Work request
Report every line of the data where the string "selected" appears.
════
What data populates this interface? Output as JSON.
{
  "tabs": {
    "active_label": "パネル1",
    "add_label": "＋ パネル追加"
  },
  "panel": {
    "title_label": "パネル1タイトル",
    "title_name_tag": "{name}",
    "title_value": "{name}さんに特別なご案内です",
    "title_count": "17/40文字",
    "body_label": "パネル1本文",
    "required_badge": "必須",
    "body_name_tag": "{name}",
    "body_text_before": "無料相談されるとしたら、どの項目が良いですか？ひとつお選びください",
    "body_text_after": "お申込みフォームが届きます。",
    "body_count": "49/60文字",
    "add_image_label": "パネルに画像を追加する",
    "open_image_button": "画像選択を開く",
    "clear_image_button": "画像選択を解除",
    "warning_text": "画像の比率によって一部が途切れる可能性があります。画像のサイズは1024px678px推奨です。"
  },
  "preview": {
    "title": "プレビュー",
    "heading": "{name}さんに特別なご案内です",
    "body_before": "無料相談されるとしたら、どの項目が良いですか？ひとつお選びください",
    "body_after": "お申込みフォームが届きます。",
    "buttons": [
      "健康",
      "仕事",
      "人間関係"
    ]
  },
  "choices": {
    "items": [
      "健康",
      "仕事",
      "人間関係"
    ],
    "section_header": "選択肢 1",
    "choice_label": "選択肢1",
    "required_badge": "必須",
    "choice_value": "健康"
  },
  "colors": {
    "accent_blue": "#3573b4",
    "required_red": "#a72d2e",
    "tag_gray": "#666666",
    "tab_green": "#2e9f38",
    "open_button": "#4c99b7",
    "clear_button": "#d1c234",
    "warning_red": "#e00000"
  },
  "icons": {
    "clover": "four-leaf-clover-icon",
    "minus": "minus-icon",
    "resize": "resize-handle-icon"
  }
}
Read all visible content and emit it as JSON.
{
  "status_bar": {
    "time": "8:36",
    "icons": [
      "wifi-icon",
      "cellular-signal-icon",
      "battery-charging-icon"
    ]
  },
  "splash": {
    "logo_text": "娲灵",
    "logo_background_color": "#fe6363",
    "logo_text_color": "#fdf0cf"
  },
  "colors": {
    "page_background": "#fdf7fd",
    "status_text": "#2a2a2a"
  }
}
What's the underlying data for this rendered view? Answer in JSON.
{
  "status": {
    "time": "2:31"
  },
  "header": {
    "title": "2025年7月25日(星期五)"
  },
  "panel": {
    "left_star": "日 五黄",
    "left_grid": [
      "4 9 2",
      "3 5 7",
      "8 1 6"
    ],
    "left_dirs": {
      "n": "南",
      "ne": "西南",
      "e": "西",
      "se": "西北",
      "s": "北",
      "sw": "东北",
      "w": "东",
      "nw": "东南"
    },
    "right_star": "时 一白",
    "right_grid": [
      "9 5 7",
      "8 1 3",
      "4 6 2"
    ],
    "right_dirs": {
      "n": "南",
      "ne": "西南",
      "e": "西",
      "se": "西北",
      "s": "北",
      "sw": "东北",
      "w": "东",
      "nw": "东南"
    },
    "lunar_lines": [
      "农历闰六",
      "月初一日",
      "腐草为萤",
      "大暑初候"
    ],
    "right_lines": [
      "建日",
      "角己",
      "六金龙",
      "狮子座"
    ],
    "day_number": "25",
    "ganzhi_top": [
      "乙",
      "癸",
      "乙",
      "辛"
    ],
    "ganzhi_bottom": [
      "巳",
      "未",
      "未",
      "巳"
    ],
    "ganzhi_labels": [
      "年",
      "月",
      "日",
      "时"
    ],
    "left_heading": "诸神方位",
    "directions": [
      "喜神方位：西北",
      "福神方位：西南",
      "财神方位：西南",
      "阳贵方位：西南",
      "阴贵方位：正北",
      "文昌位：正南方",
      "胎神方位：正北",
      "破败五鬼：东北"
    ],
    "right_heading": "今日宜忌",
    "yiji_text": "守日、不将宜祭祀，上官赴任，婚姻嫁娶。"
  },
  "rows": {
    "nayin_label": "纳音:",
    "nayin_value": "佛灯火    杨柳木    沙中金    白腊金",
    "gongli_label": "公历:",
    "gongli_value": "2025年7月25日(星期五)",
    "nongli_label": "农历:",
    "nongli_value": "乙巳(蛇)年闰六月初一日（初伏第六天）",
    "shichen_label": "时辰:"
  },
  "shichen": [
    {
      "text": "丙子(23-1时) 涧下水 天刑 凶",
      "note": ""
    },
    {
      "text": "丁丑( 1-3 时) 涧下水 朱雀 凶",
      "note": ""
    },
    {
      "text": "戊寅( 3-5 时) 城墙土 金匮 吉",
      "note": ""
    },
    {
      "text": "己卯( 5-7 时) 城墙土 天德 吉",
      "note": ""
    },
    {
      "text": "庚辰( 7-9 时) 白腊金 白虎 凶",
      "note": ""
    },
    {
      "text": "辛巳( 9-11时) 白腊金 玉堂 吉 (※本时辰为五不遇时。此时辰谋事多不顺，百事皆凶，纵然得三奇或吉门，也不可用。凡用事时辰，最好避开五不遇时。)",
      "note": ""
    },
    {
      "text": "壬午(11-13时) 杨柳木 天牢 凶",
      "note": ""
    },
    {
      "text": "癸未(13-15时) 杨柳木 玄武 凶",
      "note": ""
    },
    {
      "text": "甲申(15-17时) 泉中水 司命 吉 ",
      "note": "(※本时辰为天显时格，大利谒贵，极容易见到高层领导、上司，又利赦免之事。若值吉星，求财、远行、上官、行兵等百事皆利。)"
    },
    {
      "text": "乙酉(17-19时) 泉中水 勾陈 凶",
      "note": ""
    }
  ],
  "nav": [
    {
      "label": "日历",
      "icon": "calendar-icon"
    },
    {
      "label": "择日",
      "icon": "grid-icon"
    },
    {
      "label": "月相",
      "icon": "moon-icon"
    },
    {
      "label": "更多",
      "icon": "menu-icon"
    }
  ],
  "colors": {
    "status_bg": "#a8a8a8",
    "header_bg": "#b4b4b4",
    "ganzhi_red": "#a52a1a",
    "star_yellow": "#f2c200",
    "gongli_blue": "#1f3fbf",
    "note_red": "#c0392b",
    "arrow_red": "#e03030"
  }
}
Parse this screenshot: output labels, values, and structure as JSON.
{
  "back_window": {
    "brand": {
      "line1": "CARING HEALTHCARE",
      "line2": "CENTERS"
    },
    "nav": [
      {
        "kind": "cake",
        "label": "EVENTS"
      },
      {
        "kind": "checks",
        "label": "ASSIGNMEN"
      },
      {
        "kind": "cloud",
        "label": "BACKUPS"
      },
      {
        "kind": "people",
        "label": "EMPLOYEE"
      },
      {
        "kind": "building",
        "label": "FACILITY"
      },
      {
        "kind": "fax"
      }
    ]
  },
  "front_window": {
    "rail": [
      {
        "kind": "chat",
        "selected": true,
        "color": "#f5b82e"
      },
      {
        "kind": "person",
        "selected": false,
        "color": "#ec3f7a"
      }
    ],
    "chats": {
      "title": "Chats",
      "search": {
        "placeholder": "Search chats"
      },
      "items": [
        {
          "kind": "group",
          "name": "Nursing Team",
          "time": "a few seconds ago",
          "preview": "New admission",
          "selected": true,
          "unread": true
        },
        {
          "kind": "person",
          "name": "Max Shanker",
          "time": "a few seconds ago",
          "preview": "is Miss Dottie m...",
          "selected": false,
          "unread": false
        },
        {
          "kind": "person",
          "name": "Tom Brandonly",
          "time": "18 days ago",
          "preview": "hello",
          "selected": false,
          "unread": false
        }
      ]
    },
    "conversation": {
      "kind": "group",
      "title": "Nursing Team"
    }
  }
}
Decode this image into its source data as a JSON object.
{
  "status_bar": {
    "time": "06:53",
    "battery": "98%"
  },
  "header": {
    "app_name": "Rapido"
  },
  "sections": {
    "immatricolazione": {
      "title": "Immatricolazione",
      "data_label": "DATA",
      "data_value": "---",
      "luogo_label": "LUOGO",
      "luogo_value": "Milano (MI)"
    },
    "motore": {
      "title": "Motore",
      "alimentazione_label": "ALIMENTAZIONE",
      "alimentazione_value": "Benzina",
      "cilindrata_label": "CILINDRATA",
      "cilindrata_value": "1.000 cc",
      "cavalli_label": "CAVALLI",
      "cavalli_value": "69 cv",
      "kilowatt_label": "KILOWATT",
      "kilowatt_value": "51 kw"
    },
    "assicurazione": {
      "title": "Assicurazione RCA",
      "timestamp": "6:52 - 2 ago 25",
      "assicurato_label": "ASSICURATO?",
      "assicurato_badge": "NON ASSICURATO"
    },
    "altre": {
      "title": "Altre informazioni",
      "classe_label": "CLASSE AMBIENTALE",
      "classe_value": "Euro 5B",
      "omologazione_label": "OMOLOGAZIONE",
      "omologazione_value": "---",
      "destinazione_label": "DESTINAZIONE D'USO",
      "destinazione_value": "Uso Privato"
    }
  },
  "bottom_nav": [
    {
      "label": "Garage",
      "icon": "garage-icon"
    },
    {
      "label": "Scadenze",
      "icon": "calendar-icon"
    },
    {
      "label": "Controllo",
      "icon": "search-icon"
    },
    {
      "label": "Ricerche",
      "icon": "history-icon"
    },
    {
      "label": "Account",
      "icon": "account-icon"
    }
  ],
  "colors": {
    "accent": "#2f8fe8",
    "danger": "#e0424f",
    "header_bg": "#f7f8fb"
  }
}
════
Written response
        "selected": true,
        "selected": false,
          "selected": true,
          "selected": false,
          "selected": false,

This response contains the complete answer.